Rhythm is a form cut into TIME, as a design is determined SPACE. — Ezra Pound, from “Treatise on Metre,” The Structure of Verse: Modern Essays on Prosody, ed. Harvey Gross (Ecco, 1996) Originally published August 1979. Advertisements
The seasonal urge is strong in poets. Milton wrote chiefly in winter. Keats looked for spring to wake him up (as it did in the miraculous months of April and May, 1819). Burns chose autumn. Longfellow liked the month of September. Shelley flourished in the hot months. Some poets, like Wordsworth, have gone outdoors to… Continue reading Helen Bevington
You can compose poetry in whatever form you like. If it seems a seventeenth-centruy habit to begin lines with capital letters, you can go in for the liquid transitions of greater simplicity; and so on. It is not that nobody cares. It matters immensely. The slightest sound matters. The most momentary rhythm matters. You can… Continue reading Wallace Stevens
Merely to say the same thing twice—language is language—how is that supposed to get us anywhere? But we do not want to get anywhere. We would like only, for once, to get just to where we are already. — Martin Heidegger, from “Language,” Poetry, Language, Thought. (Harper Perennial Modern Classics; Later Printing Used edition, December… Continue reading Martin Heidegger
I made a tiny hole in the wall with a long nail so that I could watch them screw. Image is what I saw; metaphor is when my tongue caught fire. If it’s the image I wish to employ it is because I want you to stand in my my shoes and make you see… Continue reading Charles Simi
Works of art are of an infinite loneliness … nothing so little to be reached as with criticism. Only love can grasp and hold and be just toward them. — Rainer Maria Rilke, Letters to a Young Poet. (Dover Publications May 8, 2002) Originally published 1929.

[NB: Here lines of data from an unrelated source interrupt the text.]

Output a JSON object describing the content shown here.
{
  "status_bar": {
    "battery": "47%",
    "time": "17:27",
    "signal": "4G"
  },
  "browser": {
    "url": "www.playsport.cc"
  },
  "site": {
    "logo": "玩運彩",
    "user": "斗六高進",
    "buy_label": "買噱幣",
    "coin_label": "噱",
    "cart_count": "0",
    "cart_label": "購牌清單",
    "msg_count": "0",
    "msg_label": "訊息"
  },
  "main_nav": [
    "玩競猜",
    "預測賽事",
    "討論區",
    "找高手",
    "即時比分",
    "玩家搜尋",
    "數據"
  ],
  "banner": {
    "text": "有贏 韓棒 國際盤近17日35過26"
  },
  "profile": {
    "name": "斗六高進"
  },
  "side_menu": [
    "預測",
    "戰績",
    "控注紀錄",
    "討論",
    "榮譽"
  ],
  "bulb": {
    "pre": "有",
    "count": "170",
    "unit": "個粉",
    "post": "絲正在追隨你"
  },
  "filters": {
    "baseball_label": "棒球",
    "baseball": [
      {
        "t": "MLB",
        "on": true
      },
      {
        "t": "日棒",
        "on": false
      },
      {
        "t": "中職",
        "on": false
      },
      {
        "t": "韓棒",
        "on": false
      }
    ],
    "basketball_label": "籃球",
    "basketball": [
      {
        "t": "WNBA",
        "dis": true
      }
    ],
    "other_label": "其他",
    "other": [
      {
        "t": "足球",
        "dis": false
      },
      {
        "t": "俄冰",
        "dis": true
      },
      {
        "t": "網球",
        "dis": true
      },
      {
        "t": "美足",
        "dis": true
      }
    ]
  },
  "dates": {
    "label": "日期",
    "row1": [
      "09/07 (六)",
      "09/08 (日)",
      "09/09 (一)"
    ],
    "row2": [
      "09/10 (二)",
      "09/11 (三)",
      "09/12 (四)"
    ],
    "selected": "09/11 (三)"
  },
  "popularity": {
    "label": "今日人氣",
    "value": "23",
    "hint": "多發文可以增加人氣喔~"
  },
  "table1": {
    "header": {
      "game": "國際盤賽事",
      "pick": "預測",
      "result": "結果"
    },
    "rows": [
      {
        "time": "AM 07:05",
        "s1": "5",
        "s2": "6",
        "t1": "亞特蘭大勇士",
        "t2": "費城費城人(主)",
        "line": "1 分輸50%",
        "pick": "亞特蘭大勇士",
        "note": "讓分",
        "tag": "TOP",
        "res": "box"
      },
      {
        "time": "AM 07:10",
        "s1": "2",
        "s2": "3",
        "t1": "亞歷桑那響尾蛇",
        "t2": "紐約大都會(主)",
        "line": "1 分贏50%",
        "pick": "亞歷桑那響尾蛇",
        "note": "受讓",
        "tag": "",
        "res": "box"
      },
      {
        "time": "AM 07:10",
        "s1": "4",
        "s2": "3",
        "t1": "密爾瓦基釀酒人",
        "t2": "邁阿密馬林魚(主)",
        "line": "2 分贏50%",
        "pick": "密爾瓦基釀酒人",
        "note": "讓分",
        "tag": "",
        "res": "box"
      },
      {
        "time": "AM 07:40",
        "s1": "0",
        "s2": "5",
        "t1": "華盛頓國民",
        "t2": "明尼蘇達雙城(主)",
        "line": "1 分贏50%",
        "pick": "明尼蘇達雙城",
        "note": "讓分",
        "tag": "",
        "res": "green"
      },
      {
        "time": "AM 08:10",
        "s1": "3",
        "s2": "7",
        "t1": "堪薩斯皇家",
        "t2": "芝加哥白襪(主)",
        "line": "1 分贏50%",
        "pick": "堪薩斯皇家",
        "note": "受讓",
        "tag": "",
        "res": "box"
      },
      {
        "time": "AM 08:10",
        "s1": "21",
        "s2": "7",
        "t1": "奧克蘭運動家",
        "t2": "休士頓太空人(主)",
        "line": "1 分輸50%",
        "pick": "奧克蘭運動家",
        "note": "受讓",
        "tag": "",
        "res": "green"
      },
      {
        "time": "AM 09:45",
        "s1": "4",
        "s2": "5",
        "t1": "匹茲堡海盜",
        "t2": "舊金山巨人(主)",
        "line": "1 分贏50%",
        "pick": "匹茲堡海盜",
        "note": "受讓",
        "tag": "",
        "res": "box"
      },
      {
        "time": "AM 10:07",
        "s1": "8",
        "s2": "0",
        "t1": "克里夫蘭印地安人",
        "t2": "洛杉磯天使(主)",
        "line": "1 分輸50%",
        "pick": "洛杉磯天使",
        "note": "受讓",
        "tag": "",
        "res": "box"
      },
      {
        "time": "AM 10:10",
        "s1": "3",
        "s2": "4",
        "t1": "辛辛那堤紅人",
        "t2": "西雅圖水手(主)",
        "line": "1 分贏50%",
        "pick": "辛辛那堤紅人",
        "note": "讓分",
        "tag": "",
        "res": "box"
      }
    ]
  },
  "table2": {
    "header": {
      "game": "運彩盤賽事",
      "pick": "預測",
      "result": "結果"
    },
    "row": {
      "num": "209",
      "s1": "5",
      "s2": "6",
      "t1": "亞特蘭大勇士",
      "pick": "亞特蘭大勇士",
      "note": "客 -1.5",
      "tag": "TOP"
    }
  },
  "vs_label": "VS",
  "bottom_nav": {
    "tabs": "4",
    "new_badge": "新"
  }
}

I hold this to be the highest task of a bond between two people: that each should stand guard over the solitude of the other. ― Rainer Maria Rilke, Letters to a Young Poet. (Dover Publications May 8, 2002) Originally published 1929.